LOS ANGELES—Thanks to a landmark budget signed today by Mayor Eric Garcetti, public safety resources will be expanded, neighborhood services will be ramped up, and the City will invest a record $138 million into services and programs to get more unsheltered Angelenos into homes.
The $8.76 billion budget is the City’s blueprint for spending in the coming fiscal year, and reflects Mayor Garcetti’s commitment to a back-to-basics agenda — funding the expansion of key neighborhood services and the hiring of additional police officers and firefighters. The spending plan also closes a projected $90 million deficit, while maintaining a reserve fund of $322 million — the largest in L.A. history.
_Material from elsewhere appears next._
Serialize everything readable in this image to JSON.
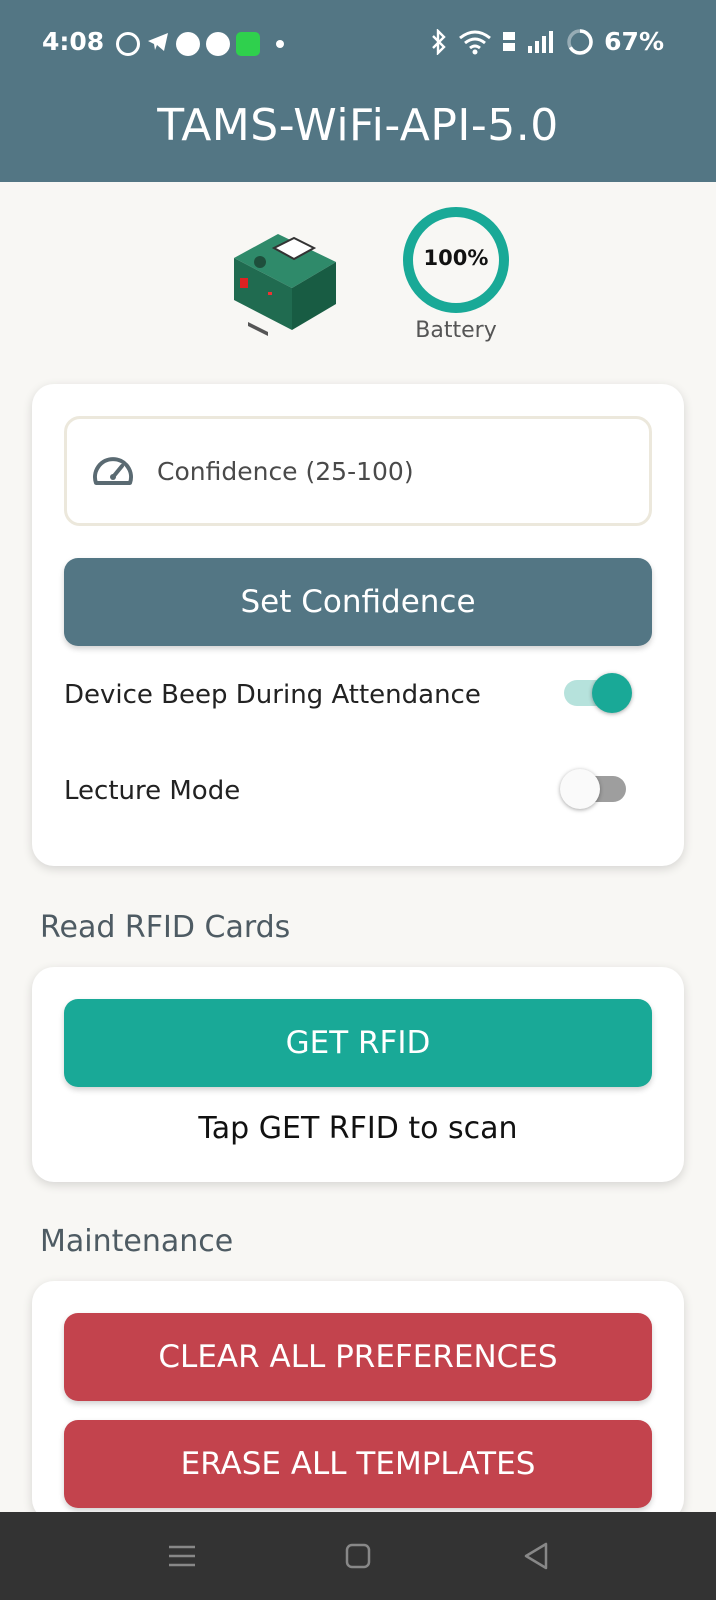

“Our budget is more than numbers on a spreadsheet — it is a reflection of our priorities and our values,” said Mayor Garcetti. “We don’t have to choose between keeping our communities safe, paving our streets, and caring for the most vulnerable — we can and must do all of these things, and this budget shows that we can do them responsibly. I’d like to thank the City Council for their diligence and leadership in approving this budget. This is an unprecedented investment in our most vulnerable residents, as we continue working together toward more permanent solutions to get homeless Angelenos into housing and off the streets for good.”
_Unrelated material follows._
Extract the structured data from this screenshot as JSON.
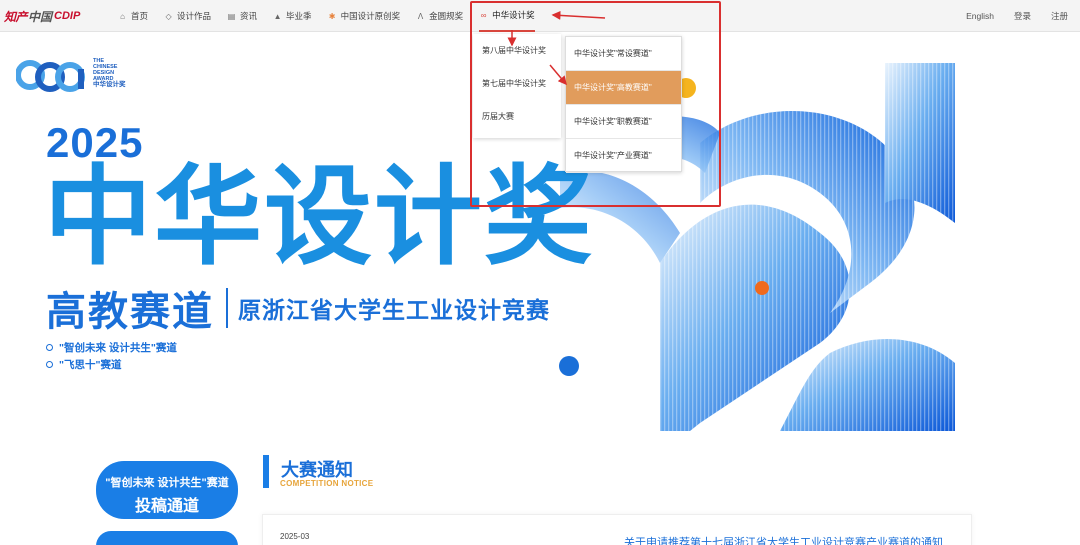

The City’s budget continues restoring core neighborhood services, funding 525 new sworn officers at the Los Angeles Police Department and 160 new civilians for desk jobs — so that officers can serve where they are needed most. The budget also includes funding for an additional 230 firefighters at the Los Angeles Fire Department — the first LAFD expansion in eight years. This budget will also extend funding for expanded trash and bulky item pickup, sidewalk repairs, tree trimming, and street repaving.
“I’m very pleased that we’ve come so far over the past few years to bring the city back to fiscal stability,” said Councilmember Paul Krekorian, chair of the Budget and Finance Committee. “Thanks to the extraordinary work of Mayor Garcetti and the City Council, we now have a healthy and responsible budget that delivers high-quality neighborhood services, increases funding for our police and fire departments, invests in jobs and economic growth, tackles the vexing problem of homelessness and establishes the largest reserve fund in the city’s history. This budget will enhance the quality of life for Angelenos today and protect our city in the years to come.”
Outlining the city’s priorities, the budget will fund the City’s homelessness strategy and grows L.A.’s investment in housing and services for homeless Angelenos by $120 million — nearly a ten-fold increase since Mayor Garcetti entered office. A majority of those funds will be used to support a “Housing First” strategy that focuses on getting people housed and connected to services. The plan allocates $67 million for the development of new affordable housing, and $71 million for critical services, including domestic violence programs, rapid rehousing, expanding shelter beds, and programming to support people as they transition into housing. This funding plan leverages every available resource and asset to fund these programs, utilizing a combination of general fund dollars and the revenues from the sale and development of city properties.
“This year’s budget reflects the commitment the City has made to addressing homelessness in an effective manner,” said Homelessness and Poverty Committee Chair Marqueece Harris Dawson. “We’ve balanced the critical need for housing production with enhancing how the City interacts with and serves our homeless Angelenos.”
The City’s homelessness spending plan has already garnered the support of local community advocates and leaders. Last month, the California Community Foundation, Conrad N. Hilton Foundation, and Weingart Foundation announced a $16 million commitment in loans and grants to accelerate the production of permanent supportive housing. Those early commitments will help leverage another $45 million in loans to cover the costs of developing up to 1,000 new units.
In May, Mayor Garcetti also signed his 16th Executive Directive, which establishes a permanent Mayor’s Homelessness Cabinet and directs City departments to train and empower all City employees to become first responders in the fight against homelessness. The Directive implements a “No Wrong Door” strategy, which asks City employees to actively help connect homeless Angelenos with housing and supportive services.